EXERCISE INSTRUCTIONS
Which lines of the data contain the string "name"? Show each of them.

(Interface dataset entries)
********************
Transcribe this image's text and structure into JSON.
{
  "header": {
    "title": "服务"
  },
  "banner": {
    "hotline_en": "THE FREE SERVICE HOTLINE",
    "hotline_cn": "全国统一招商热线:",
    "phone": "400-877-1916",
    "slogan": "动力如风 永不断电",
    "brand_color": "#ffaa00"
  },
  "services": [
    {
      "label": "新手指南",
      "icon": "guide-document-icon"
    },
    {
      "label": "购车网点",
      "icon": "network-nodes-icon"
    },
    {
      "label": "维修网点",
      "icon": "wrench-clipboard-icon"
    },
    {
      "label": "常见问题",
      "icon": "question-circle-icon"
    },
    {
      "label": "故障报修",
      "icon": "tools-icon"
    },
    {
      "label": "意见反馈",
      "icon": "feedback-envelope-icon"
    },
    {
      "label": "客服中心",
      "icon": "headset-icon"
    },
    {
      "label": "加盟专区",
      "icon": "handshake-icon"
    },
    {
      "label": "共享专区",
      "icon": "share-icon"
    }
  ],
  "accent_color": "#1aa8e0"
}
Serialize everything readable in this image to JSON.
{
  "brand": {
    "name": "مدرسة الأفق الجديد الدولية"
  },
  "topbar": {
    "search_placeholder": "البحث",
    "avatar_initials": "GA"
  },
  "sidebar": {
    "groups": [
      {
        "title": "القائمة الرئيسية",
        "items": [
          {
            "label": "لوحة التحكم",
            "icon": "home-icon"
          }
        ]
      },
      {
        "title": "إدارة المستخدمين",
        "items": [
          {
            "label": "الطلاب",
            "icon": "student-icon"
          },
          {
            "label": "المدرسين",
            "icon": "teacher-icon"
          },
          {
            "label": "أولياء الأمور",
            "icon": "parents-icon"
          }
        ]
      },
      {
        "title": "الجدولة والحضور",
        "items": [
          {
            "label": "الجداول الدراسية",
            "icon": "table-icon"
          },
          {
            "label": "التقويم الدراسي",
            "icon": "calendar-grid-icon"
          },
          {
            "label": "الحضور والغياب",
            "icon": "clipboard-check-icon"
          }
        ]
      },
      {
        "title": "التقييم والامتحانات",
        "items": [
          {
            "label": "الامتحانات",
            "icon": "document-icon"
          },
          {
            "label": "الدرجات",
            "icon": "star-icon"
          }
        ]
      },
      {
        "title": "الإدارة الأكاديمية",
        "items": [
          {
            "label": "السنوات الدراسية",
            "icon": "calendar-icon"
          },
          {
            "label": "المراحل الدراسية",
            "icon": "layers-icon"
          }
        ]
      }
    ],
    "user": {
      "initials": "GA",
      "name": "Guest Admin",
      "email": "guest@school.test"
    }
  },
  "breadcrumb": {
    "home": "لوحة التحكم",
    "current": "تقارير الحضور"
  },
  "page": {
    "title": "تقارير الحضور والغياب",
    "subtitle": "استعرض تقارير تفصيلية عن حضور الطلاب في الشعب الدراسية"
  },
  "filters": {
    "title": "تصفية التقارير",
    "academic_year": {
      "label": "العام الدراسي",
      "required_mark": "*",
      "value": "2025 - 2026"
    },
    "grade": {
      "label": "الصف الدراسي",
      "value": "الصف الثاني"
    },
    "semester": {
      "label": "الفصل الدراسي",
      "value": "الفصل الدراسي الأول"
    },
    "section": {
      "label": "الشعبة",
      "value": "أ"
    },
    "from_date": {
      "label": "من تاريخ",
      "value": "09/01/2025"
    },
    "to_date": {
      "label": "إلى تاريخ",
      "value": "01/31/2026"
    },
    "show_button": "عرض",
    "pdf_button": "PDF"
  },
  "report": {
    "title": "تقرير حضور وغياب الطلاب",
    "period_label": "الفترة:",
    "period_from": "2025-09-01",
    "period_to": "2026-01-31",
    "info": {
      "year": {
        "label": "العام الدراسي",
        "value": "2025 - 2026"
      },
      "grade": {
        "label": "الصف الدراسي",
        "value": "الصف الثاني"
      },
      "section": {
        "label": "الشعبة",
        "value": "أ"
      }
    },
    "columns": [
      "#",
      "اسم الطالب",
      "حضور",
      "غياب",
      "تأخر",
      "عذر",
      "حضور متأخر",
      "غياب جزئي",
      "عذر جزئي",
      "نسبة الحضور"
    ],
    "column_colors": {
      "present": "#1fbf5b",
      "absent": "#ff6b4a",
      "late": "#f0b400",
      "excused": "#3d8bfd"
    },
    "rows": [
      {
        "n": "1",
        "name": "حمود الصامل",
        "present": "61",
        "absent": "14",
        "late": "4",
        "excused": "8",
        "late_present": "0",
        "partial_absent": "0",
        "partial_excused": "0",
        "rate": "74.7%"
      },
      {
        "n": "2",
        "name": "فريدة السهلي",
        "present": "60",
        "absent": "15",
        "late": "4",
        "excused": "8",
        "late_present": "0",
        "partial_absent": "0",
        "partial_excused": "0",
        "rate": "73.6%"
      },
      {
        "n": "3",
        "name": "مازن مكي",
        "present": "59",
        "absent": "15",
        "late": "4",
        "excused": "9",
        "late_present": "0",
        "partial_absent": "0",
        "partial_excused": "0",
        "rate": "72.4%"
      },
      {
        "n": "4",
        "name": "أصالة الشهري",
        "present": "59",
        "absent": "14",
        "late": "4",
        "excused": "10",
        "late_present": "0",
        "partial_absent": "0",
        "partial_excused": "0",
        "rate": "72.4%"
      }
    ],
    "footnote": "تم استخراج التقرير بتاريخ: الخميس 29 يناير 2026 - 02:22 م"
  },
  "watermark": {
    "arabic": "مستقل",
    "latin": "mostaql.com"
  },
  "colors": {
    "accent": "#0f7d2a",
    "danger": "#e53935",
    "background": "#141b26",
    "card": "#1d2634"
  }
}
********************
WORKED SOLUTION
    "name": "مدرسة الأفق الجديد الدولية"
      "name": "Guest Admin",
        "name": "حمود الصامل",
        "name": "فريدة السهلي",
        "name": "مازن مكي",
        "name": "أصالة الشهري",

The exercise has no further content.